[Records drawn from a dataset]
* * * * * * * * *
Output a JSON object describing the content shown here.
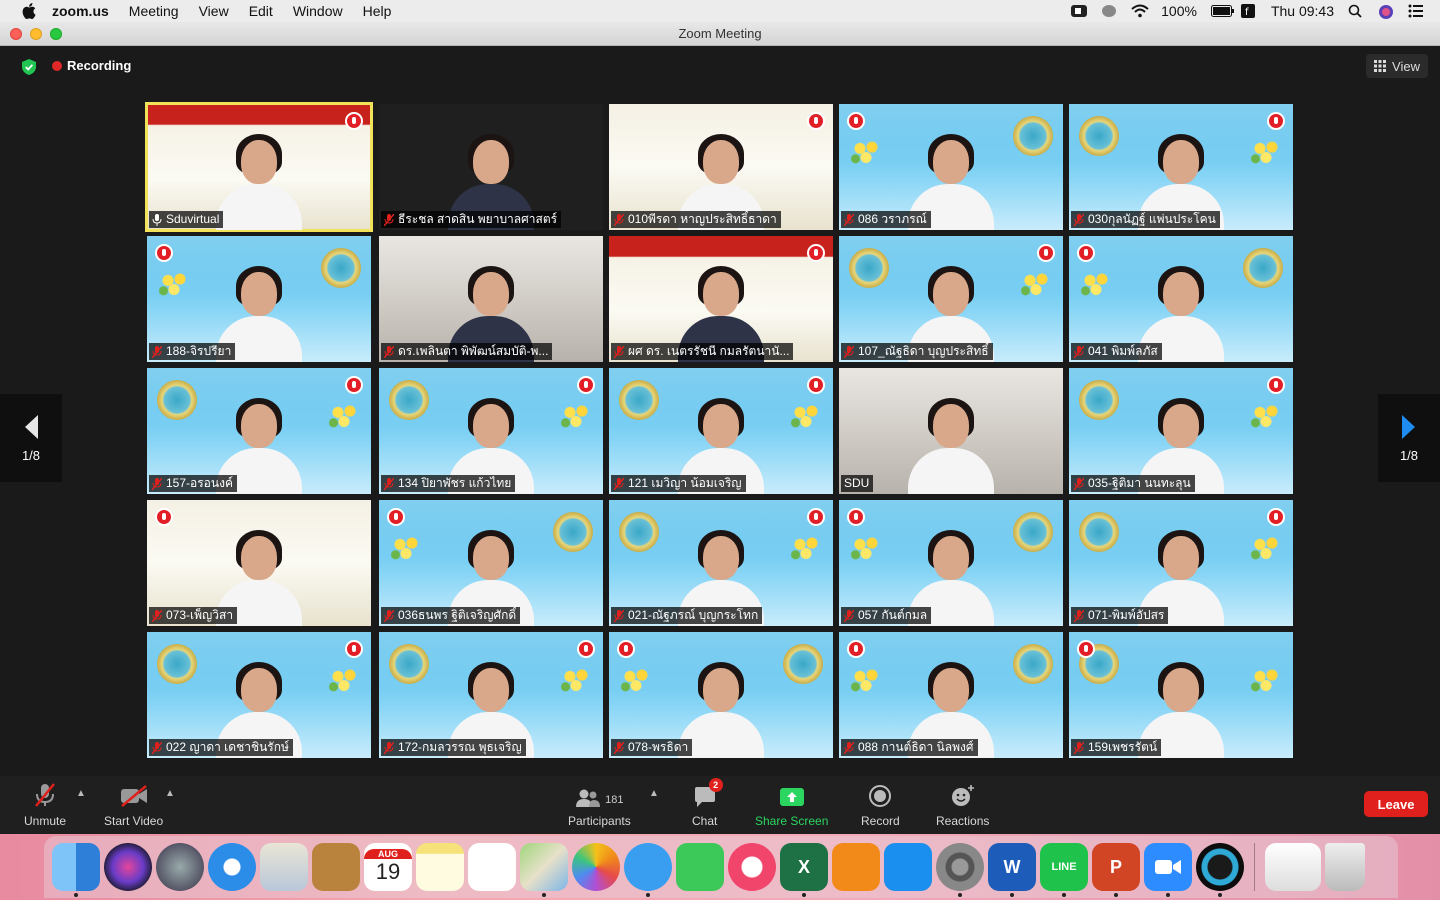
{
  "menubar": {
    "app_name": "zoom.us",
    "items": [
      "Meeting",
      "View",
      "Edit",
      "Window",
      "Help"
    ],
    "battery": "100%",
    "clock": "Thu 09:43"
  },
  "window": {
    "title": "Zoom Meeting"
  },
  "meeting": {
    "recording_label": "Recording",
    "view_label": "View",
    "page_indicator": "1/8"
  },
  "tiles": [
    {
      "name": "Sduvirtual"
    },
    {
      "name": "ธีระชล สาดสิน พยาบาลศาสตร์"
    },
    {
      "name": "010พีรดา หาญประสิทธิ์ธาดา"
    },
    {
      "name": "086 วราภรณ์"
    },
    {
      "name": "030กุลนัฏฐ์ แพ่นประโคน"
    },
    {
      "name": "188-จิรปรียา"
    },
    {
      "name": "ดร.เพลินตา พิพัฒน์สมบัติ-พ..."
    },
    {
      "name": "ผศ ดร. เนตรรัชนี กมลรัตนานั..."
    },
    {
      "name": "107_ณัฐธิดา บุญประสิทธิ์"
    },
    {
      "name": "041 พิมพ์ลภัส"
    },
    {
      "name": "157-อรอนงค์"
    },
    {
      "name": "134 ปิยาพัชร แก้วไทย"
    },
    {
      "name": "121 เมวิญา น้อมเจริญ"
    },
    {
      "name": "SDU"
    },
    {
      "name": "035-ฐิติมา นนทะลุน"
    },
    {
      "name": "073-เพ็ญวิสา"
    },
    {
      "name": "036ธนพร ฐิติเจริญศักดิ์"
    },
    {
      "name": "021-ณัฐภรณ์ บุญกระโทก"
    },
    {
      "name": "057 กันต์กมล"
    },
    {
      "name": "071-พิมพ์อัปสร"
    },
    {
      "name": "022 ญาดา เดชาชินรักษ์"
    },
    {
      "name": "172-กมลวรรณ พุธเจริญ"
    },
    {
      "name": "078-พรธิดา"
    },
    {
      "name": "088 กานต์ธิดา นิลพงศ์"
    },
    {
      "name": "159เพชรรัตน์"
    }
  ],
  "toolbar": {
    "unmute": "Unmute",
    "start_video": "Start Video",
    "participants_count": "181",
    "participants": "Participants",
    "chat": "Chat",
    "chat_badge": "2",
    "share_screen": "Share Screen",
    "record": "Record",
    "reactions": "Reactions",
    "leave": "Leave"
  },
  "dock": {
    "calendar_month": "AUG",
    "calendar_day": "19",
    "excel_letter": "X",
    "word_letter": "W",
    "powerpoint_letter": "P",
    "line_label": "LINE"
  },
  "colors": {
    "accent_green": "#2bd660",
    "leave_red": "#e0201c",
    "active_speaker": "#f2e25a"
  }
}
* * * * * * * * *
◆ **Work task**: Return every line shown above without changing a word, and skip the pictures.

◆ **Output for this exercise**:
Output a JSON object describing the content shown here.
{
  "menubar": {
    "app_name": "zoom.us",
    "items": [
      "Meeting",
      "View",
      "Edit",
      "Window",
      "Help"
    ],
    "battery": "100%",
    "clock": "Thu 09:43"
  },
  "window": {
    "title": "Zoom Meeting"
  },
  "meeting": {
    "recording_label": "Recording",
    "view_label": "View",
    "page_indicator": "1/8"
  },
  "tiles": [
    {
      "name": "Sduvirtual"
    },
    {
      "name": "ธีระชล สาดสิน พยาบาลศาสตร์"
    },
    {
      "name": "010พีรดา หาญประสิทธิ์ธาดา"
    },
    {
      "name": "086 วราภรณ์"
    },
    {
      "name": "030กุลนัฏฐ์ แพ่นประโคน"
    },
    {
      "name": "188-จิรปรียา"
    },
    {
      "name": "ดร.เพลินตา พิพัฒน์สมบัติ-พ..."
    },
    {
      "name": "ผศ ดร. เนตรรัชนี กมลรัตนานั..."
    },
    {
      "name": "107_ณัฐธิดา บุญประสิทธิ์"
    },
    {
      "name": "041 พิมพ์ลภัส"
    },
    {
      "name": "157-อรอนงค์"
    },
    {
      "name": "134 ปิยาพัชร แก้วไทย"
    },
    {
      "name": "121 เมวิญา น้อมเจริญ"
    },
    {
      "name": "SDU"
    },
    {
      "name": "035-ฐิติมา นนทะลุน"
    },
    {
      "name": "073-เพ็ญวิสา"
    },
    {
      "name": "036ธนพร ฐิติเจริญศักดิ์"
    },
    {
      "name": "021-ณัฐภรณ์ บุญกระโทก"
    },
    {
      "name": "057 กันต์กมล"
    },
    {
      "name": "071-พิมพ์อัปสร"
    },
    {
      "name": "022 ญาดา เดชาชินรักษ์"
    },
    {
      "name": "172-กมลวรรณ พุธเจริญ"
    },
    {
      "name": "078-พรธิดา"
    },
    {
      "name": "088 กานต์ธิดา นิลพงศ์"
    },
    {
      "name": "159เพชรรัตน์"
    }
  ],
  "toolbar": {
    "unmute": "Unmute",
    "start_video": "Start Video",
    "participants_count": "181",
    "participants": "Participants",
    "chat": "Chat",
    "chat_badge": "2",
    "share_screen": "Share Screen",
    "record": "Record",
    "reactions": "Reactions",
    "leave": "Leave"
  },
  "dock": {
    "calendar_month": "AUG",
    "calendar_day": "19",
    "excel_letter": "X",
    "word_letter": "W",
    "powerpoint_letter": "P",
    "line_label": "LINE"
  },
  "colors": {
    "accent_green": "#2bd660",
    "leave_red": "#e0201c",
    "active_speaker": "#f2e25a"
  }
}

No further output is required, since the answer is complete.